I came across a problem in Internet Explorer (it wasn't a problem with Firefox) when I was trying to compare two strings. To me, one string looked to have an extra space in the front. No problem, I'll just call the jQuery trim function . Well, that didn't work. So I used charCodeAt and found it was ASCII character 160. I looked up char code 160 and saw that it is a "Non-breaking space". You would think that a "space" character would be trimmed. I looked at the jQuery code that does the trimming and the grep pattern uses \s. So, evidently you can't use \s to catch the "Non-breaking space" in IE. I wonder why no one else has seen this.

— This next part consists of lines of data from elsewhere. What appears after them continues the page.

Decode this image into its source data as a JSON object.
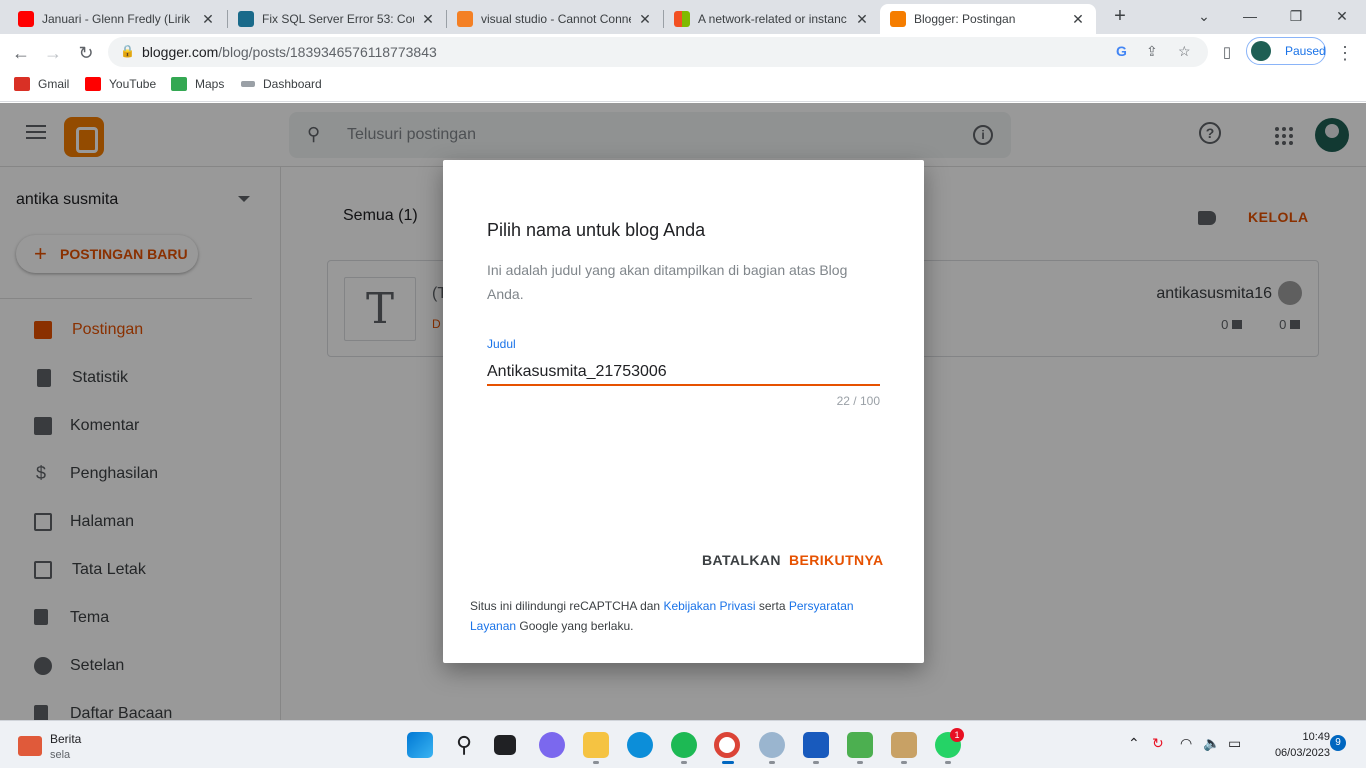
{
  "browser": {
    "tabs": [
      {
        "title": "Januari - Glenn Fredly (Lirik L",
        "favicon": "youtube-icon",
        "color": "#ff0000"
      },
      {
        "title": "Fix SQL Server Error 53: Coul",
        "favicon": "t-site-icon",
        "color": "#1a6a8a"
      },
      {
        "title": "visual studio - Cannot Conne",
        "favicon": "stackoverflow-icon",
        "color": "#f48024"
      },
      {
        "title": "A network-related or instanc",
        "favicon": "microsoft-icon",
        "color": "#f25022"
      },
      {
        "title": "Blogger: Postingan",
        "favicon": "blogger-icon",
        "color": "#f57d00",
        "active": true
      }
    ],
    "url_domain": "blogger.com",
    "url_path": "/blog/posts/1839346576118773843",
    "profile_status": "Paused",
    "bookmarks": [
      {
        "label": "Gmail",
        "icon": "gmail-icon",
        "color": "#d93025"
      },
      {
        "label": "YouTube",
        "icon": "youtube-icon",
        "color": "#ff0000"
      },
      {
        "label": "Maps",
        "icon": "maps-icon",
        "color": "#34a853"
      },
      {
        "label": "Dashboard",
        "icon": "dashboard-icon",
        "color": "#5f6368"
      }
    ]
  },
  "blogger": {
    "search_placeholder": "Telusuri postingan",
    "blog_name": "antika susmita",
    "new_post": "POSTINGAN BARU",
    "nav": [
      {
        "label": "Postingan",
        "icon": "posts-icon",
        "active": true
      },
      {
        "label": "Statistik",
        "icon": "stats-icon"
      },
      {
        "label": "Komentar",
        "icon": "comment-icon"
      },
      {
        "label": "Penghasilan",
        "icon": "dollar-icon"
      },
      {
        "label": "Halaman",
        "icon": "pages-icon"
      },
      {
        "label": "Tata Letak",
        "icon": "layout-icon"
      },
      {
        "label": "Tema",
        "icon": "theme-icon"
      },
      {
        "label": "Setelan",
        "icon": "settings-icon"
      },
      {
        "label": "Daftar Bacaan",
        "icon": "bookmark-icon"
      }
    ],
    "filter_label": "Semua (1)",
    "manage": "KELOLA",
    "post": {
      "thumb_letter": "T",
      "title_fragment": "(T",
      "status_fragment": "D",
      "author": "antikasusmita16",
      "comments": "0",
      "views": "0"
    }
  },
  "dialog": {
    "title": "Pilih nama untuk blog Anda",
    "description": "Ini adalah judul yang akan ditampilkan di bagian atas Blog Anda.",
    "field_label": "Judul",
    "field_value": "Antikasusmita_21753006",
    "counter": "22 / 100",
    "cancel": "BATALKAN",
    "next": "BERIKUTNYA",
    "recaptcha_prefix": "Situs ini dilindungi reCAPTCHA dan",
    "privacy_link": "Kebijakan Privasi",
    "and_word": "serta",
    "terms_link": "Persyaratan Layanan",
    "recaptcha_suffix": "Google yang berlaku."
  },
  "taskbar": {
    "news_title": "Berita",
    "news_sub": "sela",
    "time": "10:49",
    "date": "06/03/2023",
    "notification_count": "9",
    "whatsapp_badge": "1"
  },
  "colors": {
    "accent": "#e65100",
    "link": "#1a73e8"
  }
}
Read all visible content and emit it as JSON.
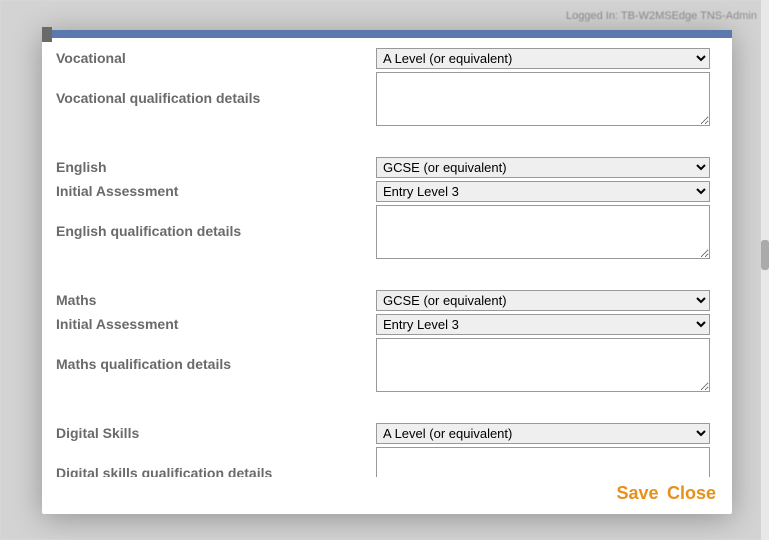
{
  "background": {
    "logged_in": "Logged In: TB-W2MSEdge TNS-Admin"
  },
  "modal": {
    "sections": {
      "vocational": {
        "label": "Vocational",
        "value": "A Level (or equivalent)",
        "details_label": "Vocational qualification details",
        "details_value": ""
      },
      "english": {
        "label": "English",
        "value": "GCSE (or equivalent)",
        "assessment_label": "Initial Assessment",
        "assessment_value": "Entry Level 3",
        "details_label": "English qualification details",
        "details_value": ""
      },
      "maths": {
        "label": "Maths",
        "value": "GCSE (or equivalent)",
        "assessment_label": "Initial Assessment",
        "assessment_value": "Entry Level 3",
        "details_label": "Maths qualification details",
        "details_value": ""
      },
      "digital": {
        "label": "Digital Skills",
        "value": "A Level (or equivalent)",
        "details_label": "Digital skills qualification details",
        "details_value": ""
      }
    },
    "footer": {
      "save": "Save",
      "close": "Close"
    }
  },
  "select_options": {
    "qualification": [
      "A Level (or equivalent)",
      "GCSE (or equivalent)"
    ],
    "assessment": [
      "Entry Level 3"
    ]
  }
}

I wrote up a test page to illustrate this.

To create the non-breaking space, you can use String.fromCharCode(160) or the Unicode representation "\u00A0". " " doesn't seem to work when using regular expressions, although it behaves the same when printed.

Browser Evaluates character 160 as white-space
Firefox 3, 3.5Yes
Chrome 3.0Yes
Internet Explorer 7, 8No
Safari 3.2No
Opera 9Yes

13 thoughts on “White-space and character 160

  1. You saved me hours of debugging in ie. I was using .innerHTML to insert a php page with a table, and i kept getting a runtime error. I spend a good 2 hours debugging only to finally see your post about you having that error when inserting a form within a form. I looked and indeed the DIV displaying the php table had a form around it. Thanks a lot dude!!! 🙂

  2. damnit 3 years later and I still run into this bug (with chrome btw)
    it looks like a contenteditable uses 160 as a whitespace in chrome (/webkit?)
    thanks for your insight

  3. dude I ran into the same problem on chrome. I was comparing the text came from text area to white space character (normal ascii 32) and guess what ??? !!!
    some of the spaces where 32 and others where 160
    Thank you for investigating this .. I think you will save so much time and effort for many Devs

  4. Thanks for posting this. (7 years later) I ran into this with Mulesoft (Java based) parsing engine. Copy and paste out of browser based displays caused this.

  5. Same in Excel – sheets created opened from an HTML source also have this issue. Excel doesn't find/replace programmatically when searching for a space in vba, but will when using the GUI.

  6. Editing an HTML page originally created with Microsoft Word, I stripped out all the crap and converted all the inserted special characters to real characters, or in some cases to named HTML characters like é (lower-case e with an acute accent). When all that was done, there were still a few random   codes, which I deleted because they served no purpose.

    So I guess it's not just Microsoft Internet Explorer, but Microsoft Word as well. If you actually NEED an extra space somewhere that won't go away, the HTML characters is   "non-breaking space."

    • Argh! Didn't expect the HTML codes to be expressed in my comment. My bad. It should read "HTML characters like é" and "the HTML character is  ".

  7. I have been trying to pull data from an excel file downloaded off chrome into another excel report using vlookups on names and could not get it to work. Thank you so much for highlighting this difference – turns out my data is riddled with 160s and 32s making them initially non-comparable. You have saved me many hours of troubleshooting!

  8. FYI I just ran into this in Java. Character.isWhitespace returns false for 160, but Character.isSpaceChar returns true.

  9. So glad I found this article, have spent an age trying to figure out why my Vue component Unit test was failing. Turns out what I thought was a space was… yes you guessed it a Code 160 non-breaking space.

  10. Some one else too…

    I have formatting and converting currency rates… And strangely Hungary (country) uses this character as their number group (hundreds) separator and came across this strange character.

  11. Just what I was looking for! Ran into this problem with Javascript. Was comparing the formatted numeric values for different locales with the value entered by the user. This was to implement a search function in my application. Finally was frustrated and checked using the charCodeAt() function. And lo! There it was! Will have to explicitly handle this case now.